Andile KhumaloDurban-born composer Andile Khumalo studied composition at Columbia University under the guidance of Tristan Murail,  Fabien Lévy, and George Lewis. His former teachers include Jürgen Bräuninger, Urlich Süße, Fabio Nieder and Marco Stroppa with whom he studied in Stuttgart (Germany) where he got his Masters in Composition.

Khumalo has attended masterclasses in Darmstadt (Germany), Fondation Royaumont (France), and Stuttgart with leading composers of our time such as Salvatore Sciarrino, Stefano Gervasoni, Brian Ferneyhough, and Isabel Mundry.

His music has been performed and presented in different festivals such as New Music Indaba (South Africa), Germany, Royaumont “Voix Nouvelles” (France), International Society of Contemporary Music (Hong Kong), Switzerland, Sweden, Takefu International Music Festival (Japan) and in the United states by ensembles such as Sontonga String quartet, Ensemble Mosaik, Ensemble Baikonur, International Contemporary Ensemble (New York), members of Ensemble Vortex, and the Stuttgart Chamber Orchestra.

In 2014, Khumalo was featured in Carnegie Hall‘s Ubuntu Festival as part of a concert featuring a selection of new music composers. His music was also featured in the 2013 Festival d’Automne and the Cologne New Music Forum of the same year.[12] Khumalo has been featured at festivals and competitions in South Africa as well. He was the runner-up in the 2006 SAMRO overseas scholarship competition[13] and featured at a number of NewMusicSA‘s New Music Indabas, the Sterkfontein Composers Meeting,[7] and the Grahamstown National Arts Festival.

Passionate about the IAM transcription project, Khumalo worked together with Bernett Mulungo in creating a publishing company, Jiwe publishers, who continue to transcribe new IAM works. Khumalo presently lectures at the University of the Witwatersrand in Johannesburg.

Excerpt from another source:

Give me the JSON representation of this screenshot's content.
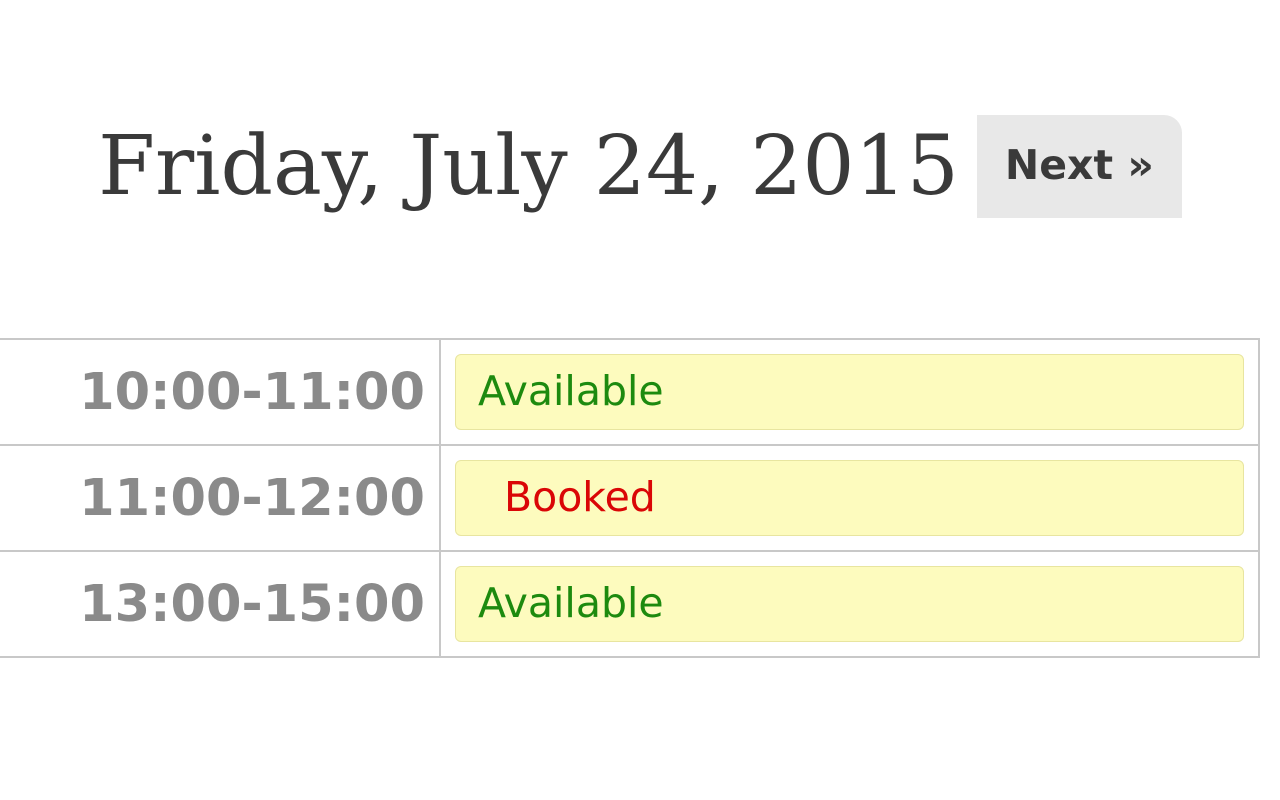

Jiwe Publisher - Final-Maroon-No_Symbols-Outlines (1)For many years, African knowledge has always been associated with the aural traditions that have, in recent times, slowly lost its relevance in a world that is dominated by media and technology. Many social events that provided a conducive environment for the practice of aural traditions (mainly music, storytelling) have since been abolished. The shift towards a tech-based society has, in turn, meant that some African cultures and knowledge shared through aural traditions risk being lost entirely. CDs and in some rare cases videos are used as a form of preserving and cultivating the music tradition. Over and above the use of CDs and DVDs, music notation is one significant aspect that needs to be developed and utilized in a more aggressive way to preserve and make African music knowledge more accessible to the younger generation. Notating African music will allow it to exists in platforms that were initially not favourable to its existence but agreeable to the forms of acquiring knowledge today. JIWE Publishers aims to create an online platform (Online African Music Library) in which broader African music (all genres, from historical up to modern genres) can be archived in written format.  The online African music library will make it possible to access the music beyond local and regional existing archives.